=== Begin Enclosure ===

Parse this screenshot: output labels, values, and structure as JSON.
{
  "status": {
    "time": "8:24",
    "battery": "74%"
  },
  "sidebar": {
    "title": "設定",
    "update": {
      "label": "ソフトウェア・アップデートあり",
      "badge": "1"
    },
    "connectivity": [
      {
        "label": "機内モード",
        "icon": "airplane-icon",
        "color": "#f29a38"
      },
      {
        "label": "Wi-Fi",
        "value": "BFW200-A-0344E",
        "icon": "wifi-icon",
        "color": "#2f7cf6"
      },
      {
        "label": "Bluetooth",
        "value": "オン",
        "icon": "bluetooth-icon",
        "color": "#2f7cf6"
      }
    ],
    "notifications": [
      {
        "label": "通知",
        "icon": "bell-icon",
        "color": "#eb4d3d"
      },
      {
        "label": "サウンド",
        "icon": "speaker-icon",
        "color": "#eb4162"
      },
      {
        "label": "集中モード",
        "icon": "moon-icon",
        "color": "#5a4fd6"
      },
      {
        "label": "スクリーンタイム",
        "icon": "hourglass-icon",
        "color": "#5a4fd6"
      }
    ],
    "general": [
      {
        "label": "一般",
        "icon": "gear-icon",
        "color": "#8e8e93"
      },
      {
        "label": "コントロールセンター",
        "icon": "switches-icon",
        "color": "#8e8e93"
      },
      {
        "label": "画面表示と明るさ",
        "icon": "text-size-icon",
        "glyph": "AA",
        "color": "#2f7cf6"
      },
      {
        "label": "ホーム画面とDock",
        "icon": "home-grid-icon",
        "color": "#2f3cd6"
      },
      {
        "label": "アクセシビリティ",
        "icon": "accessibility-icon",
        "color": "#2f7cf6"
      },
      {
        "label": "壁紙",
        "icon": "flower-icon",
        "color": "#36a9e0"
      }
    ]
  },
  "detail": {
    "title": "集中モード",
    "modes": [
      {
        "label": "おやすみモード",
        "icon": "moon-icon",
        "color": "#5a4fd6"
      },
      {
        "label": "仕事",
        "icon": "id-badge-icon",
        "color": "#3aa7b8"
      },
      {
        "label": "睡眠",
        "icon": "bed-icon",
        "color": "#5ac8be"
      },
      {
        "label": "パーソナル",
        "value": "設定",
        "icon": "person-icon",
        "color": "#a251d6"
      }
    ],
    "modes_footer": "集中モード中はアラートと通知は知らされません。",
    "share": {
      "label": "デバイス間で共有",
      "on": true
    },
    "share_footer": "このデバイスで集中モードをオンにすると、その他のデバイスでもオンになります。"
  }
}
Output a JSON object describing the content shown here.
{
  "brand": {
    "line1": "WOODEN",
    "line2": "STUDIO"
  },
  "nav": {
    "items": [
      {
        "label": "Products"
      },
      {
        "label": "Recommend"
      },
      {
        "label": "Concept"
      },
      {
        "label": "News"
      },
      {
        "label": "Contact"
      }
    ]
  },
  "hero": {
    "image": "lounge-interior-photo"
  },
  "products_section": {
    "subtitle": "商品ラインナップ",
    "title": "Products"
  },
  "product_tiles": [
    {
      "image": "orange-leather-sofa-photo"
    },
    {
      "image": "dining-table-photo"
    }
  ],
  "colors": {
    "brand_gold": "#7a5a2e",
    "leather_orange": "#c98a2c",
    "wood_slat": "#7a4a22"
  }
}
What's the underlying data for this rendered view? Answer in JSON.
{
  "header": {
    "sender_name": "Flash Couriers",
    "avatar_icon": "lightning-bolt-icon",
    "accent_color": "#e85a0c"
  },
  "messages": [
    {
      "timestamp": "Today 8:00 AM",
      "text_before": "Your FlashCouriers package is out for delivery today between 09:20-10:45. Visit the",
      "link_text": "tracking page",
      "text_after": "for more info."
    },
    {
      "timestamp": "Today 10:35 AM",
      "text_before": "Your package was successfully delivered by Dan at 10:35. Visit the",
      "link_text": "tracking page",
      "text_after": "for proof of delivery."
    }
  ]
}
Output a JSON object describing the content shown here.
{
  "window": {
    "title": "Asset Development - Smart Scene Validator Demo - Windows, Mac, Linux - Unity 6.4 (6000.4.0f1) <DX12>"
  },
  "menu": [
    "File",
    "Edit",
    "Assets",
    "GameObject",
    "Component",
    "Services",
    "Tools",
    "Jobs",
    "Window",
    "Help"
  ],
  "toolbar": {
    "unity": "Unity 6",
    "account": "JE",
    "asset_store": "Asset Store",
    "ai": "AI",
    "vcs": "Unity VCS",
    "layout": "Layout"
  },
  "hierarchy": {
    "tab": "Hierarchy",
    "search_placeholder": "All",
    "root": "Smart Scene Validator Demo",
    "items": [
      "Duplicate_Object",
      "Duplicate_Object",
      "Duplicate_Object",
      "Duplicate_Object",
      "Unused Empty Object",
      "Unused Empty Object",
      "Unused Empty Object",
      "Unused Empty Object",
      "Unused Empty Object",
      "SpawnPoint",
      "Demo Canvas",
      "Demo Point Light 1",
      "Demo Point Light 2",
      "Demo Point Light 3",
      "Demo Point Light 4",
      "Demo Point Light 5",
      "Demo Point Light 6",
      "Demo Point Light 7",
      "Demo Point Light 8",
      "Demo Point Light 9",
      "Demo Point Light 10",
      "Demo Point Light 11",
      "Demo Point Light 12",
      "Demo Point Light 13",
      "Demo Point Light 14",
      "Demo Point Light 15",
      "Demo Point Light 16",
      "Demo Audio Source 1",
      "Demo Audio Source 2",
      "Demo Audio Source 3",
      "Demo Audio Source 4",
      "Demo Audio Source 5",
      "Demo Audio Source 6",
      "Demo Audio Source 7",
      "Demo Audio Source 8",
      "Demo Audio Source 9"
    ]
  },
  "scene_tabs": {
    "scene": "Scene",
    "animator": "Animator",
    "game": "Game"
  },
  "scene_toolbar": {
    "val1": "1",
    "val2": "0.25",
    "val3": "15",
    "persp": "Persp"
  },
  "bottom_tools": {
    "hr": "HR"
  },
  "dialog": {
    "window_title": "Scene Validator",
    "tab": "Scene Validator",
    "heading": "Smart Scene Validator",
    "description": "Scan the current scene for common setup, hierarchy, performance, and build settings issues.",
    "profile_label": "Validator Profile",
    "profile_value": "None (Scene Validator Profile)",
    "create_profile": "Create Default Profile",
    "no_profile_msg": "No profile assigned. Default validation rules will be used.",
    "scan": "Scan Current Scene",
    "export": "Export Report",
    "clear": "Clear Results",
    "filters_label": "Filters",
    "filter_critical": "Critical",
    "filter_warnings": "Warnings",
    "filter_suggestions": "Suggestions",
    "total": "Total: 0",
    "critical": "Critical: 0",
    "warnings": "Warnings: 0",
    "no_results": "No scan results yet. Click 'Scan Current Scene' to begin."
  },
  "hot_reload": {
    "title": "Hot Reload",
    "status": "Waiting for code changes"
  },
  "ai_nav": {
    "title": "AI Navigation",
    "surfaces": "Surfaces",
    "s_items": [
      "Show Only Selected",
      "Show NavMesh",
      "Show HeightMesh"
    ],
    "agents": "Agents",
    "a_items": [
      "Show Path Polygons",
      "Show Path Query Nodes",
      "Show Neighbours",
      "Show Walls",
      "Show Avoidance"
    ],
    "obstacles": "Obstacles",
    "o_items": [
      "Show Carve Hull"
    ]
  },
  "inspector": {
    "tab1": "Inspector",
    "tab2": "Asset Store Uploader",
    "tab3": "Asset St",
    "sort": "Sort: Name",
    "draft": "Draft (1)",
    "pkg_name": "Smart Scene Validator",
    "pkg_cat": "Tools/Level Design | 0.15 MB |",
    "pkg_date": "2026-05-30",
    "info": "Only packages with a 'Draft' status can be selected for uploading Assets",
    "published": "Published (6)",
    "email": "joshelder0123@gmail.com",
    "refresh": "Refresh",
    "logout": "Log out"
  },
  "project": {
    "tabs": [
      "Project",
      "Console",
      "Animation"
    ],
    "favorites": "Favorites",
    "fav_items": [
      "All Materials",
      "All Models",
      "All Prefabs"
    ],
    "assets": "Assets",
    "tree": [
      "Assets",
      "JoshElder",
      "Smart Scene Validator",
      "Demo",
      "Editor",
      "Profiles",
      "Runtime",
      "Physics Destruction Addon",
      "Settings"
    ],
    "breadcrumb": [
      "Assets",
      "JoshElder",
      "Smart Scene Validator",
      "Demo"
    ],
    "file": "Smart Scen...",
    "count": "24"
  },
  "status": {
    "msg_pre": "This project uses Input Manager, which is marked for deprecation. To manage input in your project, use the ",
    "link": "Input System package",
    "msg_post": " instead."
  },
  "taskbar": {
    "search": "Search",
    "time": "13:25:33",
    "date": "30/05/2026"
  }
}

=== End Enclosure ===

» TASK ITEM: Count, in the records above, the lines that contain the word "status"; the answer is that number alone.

» RESPONSE TO THIS EXERCISE: 4